> [YOUR INSTRUCTIONS] When you repeat the entries, reproduce each line exactly and omit every picture.
------------------------------
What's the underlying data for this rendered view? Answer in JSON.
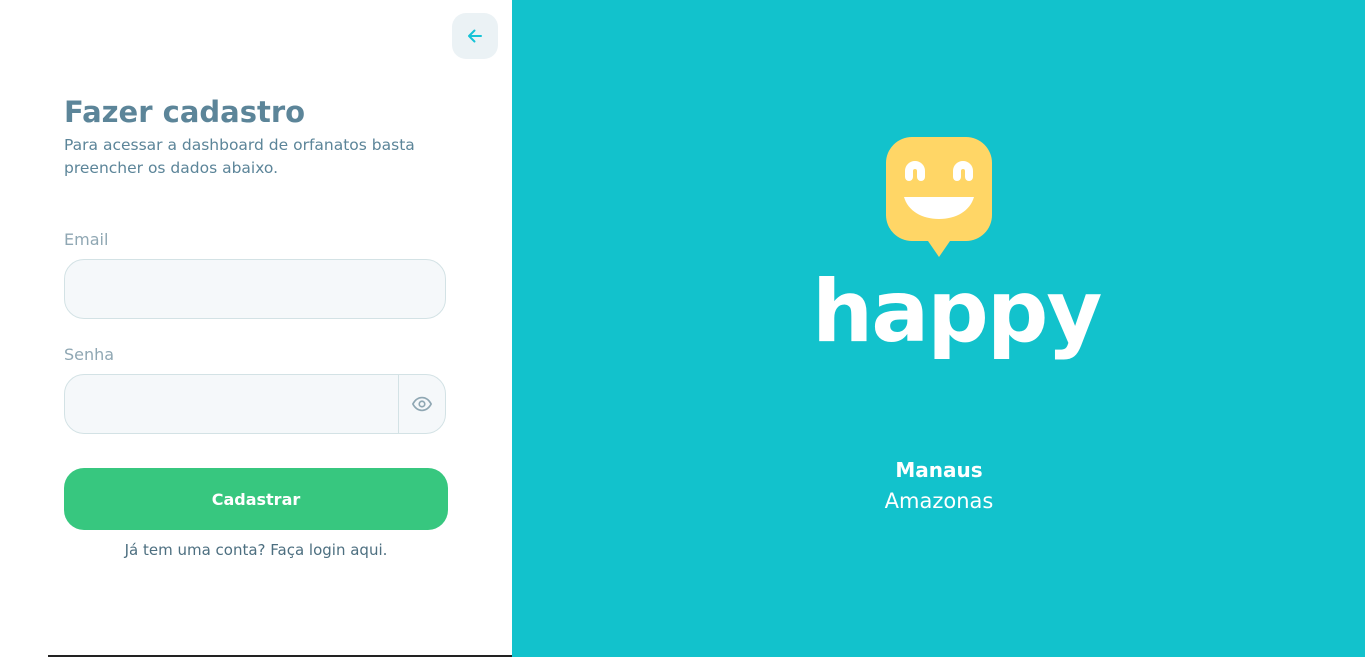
{
  "back_button": {
    "icon": "arrow-left-icon",
    "color": "#15c3d6"
  },
  "form": {
    "title": "Fazer cadastro",
    "subtitle": "Para acessar a dashboard de orfanatos basta preencher os dados abaixo.",
    "email": {
      "label": "Email",
      "value": "",
      "placeholder": ""
    },
    "password": {
      "label": "Senha",
      "value": "",
      "placeholder": "",
      "toggle_icon": "eye-icon"
    },
    "submit_label": "Cadastrar",
    "login_link": "Já tem uma conta? Faça login aqui."
  },
  "brand": {
    "name": "happy",
    "logo_icon": "smiley-chat-bubble-icon",
    "city": "Manaus",
    "state": "Amazonas"
  },
  "colors": {
    "brand_background": "#12c2cc",
    "logo_yellow": "#ffd666",
    "primary_button": "#37c77f",
    "text": "#5c8599"
  }
}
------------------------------
> [RESPONSE TO THE EXERCISE]
What's the underlying data for this rendered view? Answer in JSON.
{
  "back_button": {
    "icon": "arrow-left-icon",
    "color": "#15c3d6"
  },
  "form": {
    "title": "Fazer cadastro",
    "subtitle": "Para acessar a dashboard de orfanatos basta preencher os dados abaixo.",
    "email": {
      "label": "Email",
      "value": "",
      "placeholder": ""
    },
    "password": {
      "label": "Senha",
      "value": "",
      "placeholder": "",
      "toggle_icon": "eye-icon"
    },
    "submit_label": "Cadastrar",
    "login_link": "Já tem uma conta? Faça login aqui."
  },
  "brand": {
    "name": "happy",
    "logo_icon": "smiley-chat-bubble-icon",
    "city": "Manaus",
    "state": "Amazonas"
  },
  "colors": {
    "brand_background": "#12c2cc",
    "logo_yellow": "#ffd666",
    "primary_button": "#37c77f",
    "text": "#5c8599"
  }
}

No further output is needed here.